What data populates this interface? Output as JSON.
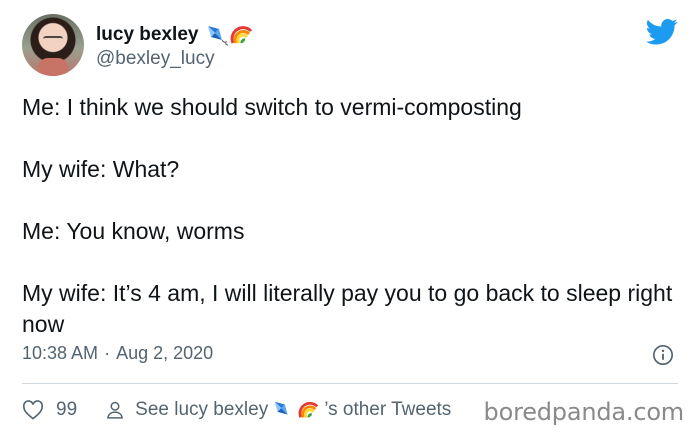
{
  "user": {
    "display_name": "lucy bexley",
    "handle": "@bexley_lucy",
    "emojis": [
      "kite-icon",
      "rainbow-icon"
    ]
  },
  "tweet": {
    "lines": [
      "Me: I think we should switch to vermi-composting",
      "My wife: What?",
      "Me: You know, worms",
      "My wife: It’s 4 am, I will literally pay you to go back to sleep right now"
    ],
    "time": "10:38 AM",
    "separator": "·",
    "date": "Aug 2, 2020"
  },
  "actions": {
    "like_count": "99",
    "see_prefix": "See lucy bexley",
    "see_suffix": "’s other Tweets"
  },
  "watermark": "boredpanda.com",
  "colors": {
    "twitter_blue": "#1d9bf0",
    "secondary_text": "#536471",
    "divider": "#cfd9de"
  }
}
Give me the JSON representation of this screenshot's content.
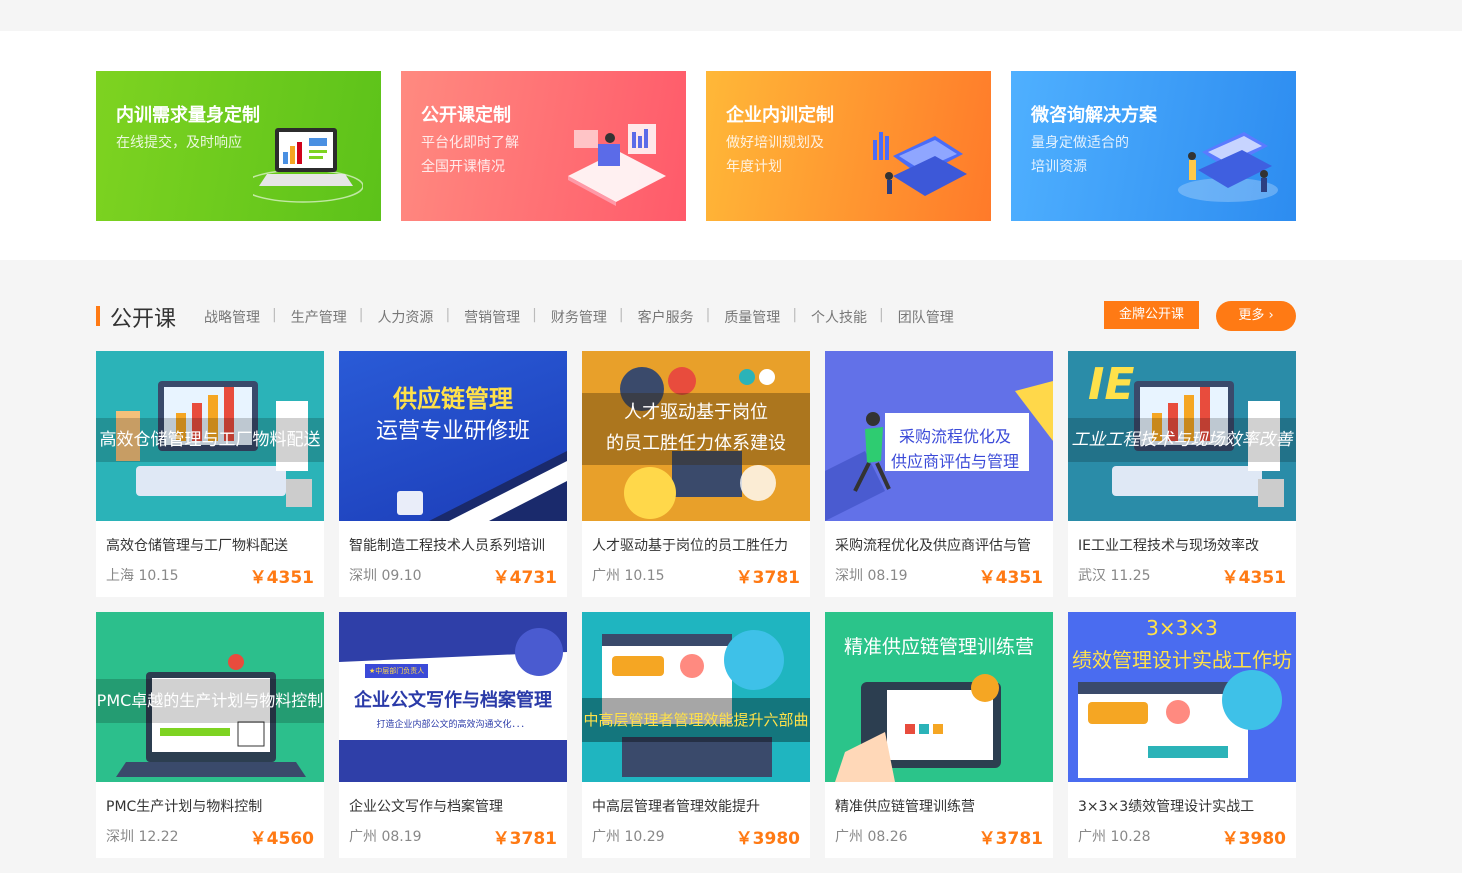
{
  "banners": [
    {
      "title": "内训需求量身定制",
      "subtitle": "在线提交，及时响应"
    },
    {
      "title": "公开课定制",
      "subtitle": "平台化即时了解\n全国开课情况"
    },
    {
      "title": "企业内训定制",
      "subtitle": "做好培训规划及\n年度计划"
    },
    {
      "title": "微咨询解决方案",
      "subtitle": "量身定做适合的\n培训资源"
    }
  ],
  "section": {
    "title": "公开课",
    "categories": [
      "战略管理",
      "生产管理",
      "人力资源",
      "营销管理",
      "财务管理",
      "客户服务",
      "质量管理",
      "个人技能",
      "团队管理"
    ],
    "gold_button": "金牌公开课",
    "more_button": "更多"
  },
  "courses": [
    {
      "thumb_text": "高效仓储管理与工厂物料配送",
      "title": "高效仓储管理与工厂物料配送",
      "city": "上海",
      "date": "10.15",
      "price": "￥4351"
    },
    {
      "thumb_text": "供应链管理",
      "thumb_text2": "运营专业研修班",
      "title": "智能制造工程技术人员系列培训",
      "city": "深圳",
      "date": "09.10",
      "price": "￥4731"
    },
    {
      "thumb_text": "人才驱动基于岗位",
      "thumb_text2": "的员工胜任力体系建设",
      "title": "人才驱动基于岗位的员工胜任力",
      "city": "广州",
      "date": "10.15",
      "price": "￥3781"
    },
    {
      "thumb_text": "采购流程优化及",
      "thumb_text2": "供应商评估与管理",
      "title": "采购流程优化及供应商评估与管",
      "city": "深圳",
      "date": "08.19",
      "price": "￥4351"
    },
    {
      "thumb_text": "工业工程技术与现场效率改善",
      "thumb_badge": "IE",
      "title": "IE工业工程技术与现场效率改",
      "city": "武汉",
      "date": "11.25",
      "price": "￥4351"
    },
    {
      "thumb_text": "PMC卓越的生产计划与物料控制",
      "title": "PMC生产计划与物料控制",
      "city": "深圳",
      "date": "12.22",
      "price": "￥4560"
    },
    {
      "thumb_text": "企业公文写作与档案管理",
      "thumb_text2": "打造企业内部公文的高效沟通文化．．．",
      "thumb_tag": "★中层部门负责人",
      "title": "企业公文写作与档案管理",
      "city": "广州",
      "date": "08.19",
      "price": "￥3781"
    },
    {
      "thumb_text": "中高层管理者管理效能提升六部曲",
      "title": "中高层管理者管理效能提升",
      "city": "广州",
      "date": "10.29",
      "price": "￥3980"
    },
    {
      "thumb_text": "精准供应链管理训练营",
      "title": "精准供应链管理训练营",
      "city": "广州",
      "date": "08.26",
      "price": "￥3781"
    },
    {
      "thumb_text": "3×3×3",
      "thumb_text2": "绩效管理设计实战工作坊",
      "title": "3×3×3绩效管理设计实战工",
      "city": "广州",
      "date": "10.28",
      "price": "￥3980"
    }
  ]
}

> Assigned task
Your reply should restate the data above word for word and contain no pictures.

> Written solution
What data populates this interface? Output as JSON.
{
  "user": {
    "display_name": "lucy bexley",
    "handle": "@bexley_lucy",
    "emojis": [
      "kite-icon",
      "rainbow-icon"
    ]
  },
  "tweet": {
    "lines": [
      "Me: I think we should switch to vermi-composting",
      "My wife: What?",
      "Me: You know, worms",
      "My wife: It’s 4 am, I will literally pay you to go back to sleep right now"
    ],
    "time": "10:38 AM",
    "separator": "·",
    "date": "Aug 2, 2020"
  },
  "actions": {
    "like_count": "99",
    "see_prefix": "See lucy bexley",
    "see_suffix": "’s other Tweets"
  },
  "watermark": "boredpanda.com",
  "colors": {
    "twitter_blue": "#1d9bf0",
    "secondary_text": "#536471",
    "divider": "#cfd9de"
  }
}
Give me the JSON representation of this screenshot's content.
{
  "banners": [
    {
      "title": "内训需求量身定制",
      "subtitle": "在线提交，及时响应"
    },
    {
      "title": "公开课定制",
      "subtitle": "平台化即时了解\n全国开课情况"
    },
    {
      "title": "企业内训定制",
      "subtitle": "做好培训规划及\n年度计划"
    },
    {
      "title": "微咨询解决方案",
      "subtitle": "量身定做适合的\n培训资源"
    }
  ],
  "section": {
    "title": "公开课",
    "categories": [
      "战略管理",
      "生产管理",
      "人力资源",
      "营销管理",
      "财务管理",
      "客户服务",
      "质量管理",
      "个人技能",
      "团队管理"
    ],
    "gold_button": "金牌公开课",
    "more_button": "更多"
  },
  "courses": [
    {
      "thumb_text": "高效仓储管理与工厂物料配送",
      "title": "高效仓储管理与工厂物料配送",
      "city": "上海",
      "date": "10.15",
      "price": "￥4351"
    },
    {
      "thumb_text": "供应链管理",
      "thumb_text2": "运营专业研修班",
      "title": "智能制造工程技术人员系列培训",
      "city": "深圳",
      "date": "09.10",
      "price": "￥4731"
    },
    {
      "thumb_text": "人才驱动基于岗位",
      "thumb_text2": "的员工胜任力体系建设",
      "title": "人才驱动基于岗位的员工胜任力",
      "city": "广州",
      "date": "10.15",
      "price": "￥3781"
    },
    {
      "thumb_text": "采购流程优化及",
      "thumb_text2": "供应商评估与管理",
      "title": "采购流程优化及供应商评估与管",
      "city": "深圳",
      "date": "08.19",
      "price": "￥4351"
    },
    {
      "thumb_text": "工业工程技术与现场效率改善",
      "thumb_badge": "IE",
      "title": "IE工业工程技术与现场效率改",
      "city": "武汉",
      "date": "11.25",
      "price": "￥4351"
    },
    {
      "thumb_text": "PMC卓越的生产计划与物料控制",
      "title": "PMC生产计划与物料控制",
      "city": "深圳",
      "date": "12.22",
      "price": "￥4560"
    },
    {
      "thumb_text": "企业公文写作与档案管理",
      "thumb_text2": "打造企业内部公文的高效沟通文化．．．",
      "thumb_tag": "★中层部门负责人",
      "title": "企业公文写作与档案管理",
      "city": "广州",
      "date": "08.19",
      "price": "￥3781"
    },
    {
      "thumb_text": "中高层管理者管理效能提升六部曲",
      "title": "中高层管理者管理效能提升",
      "city": "广州",
      "date": "10.29",
      "price": "￥3980"
    },
    {
      "thumb_text": "精准供应链管理训练营",
      "title": "精准供应链管理训练营",
      "city": "广州",
      "date": "08.26",
      "price": "￥3781"
    },
    {
      "thumb_text": "3×3×3",
      "thumb_text2": "绩效管理设计实战工作坊",
      "title": "3×3×3绩效管理设计实战工",
      "city": "广州",
      "date": "10.28",
      "price": "￥3980"
    }
  ]
}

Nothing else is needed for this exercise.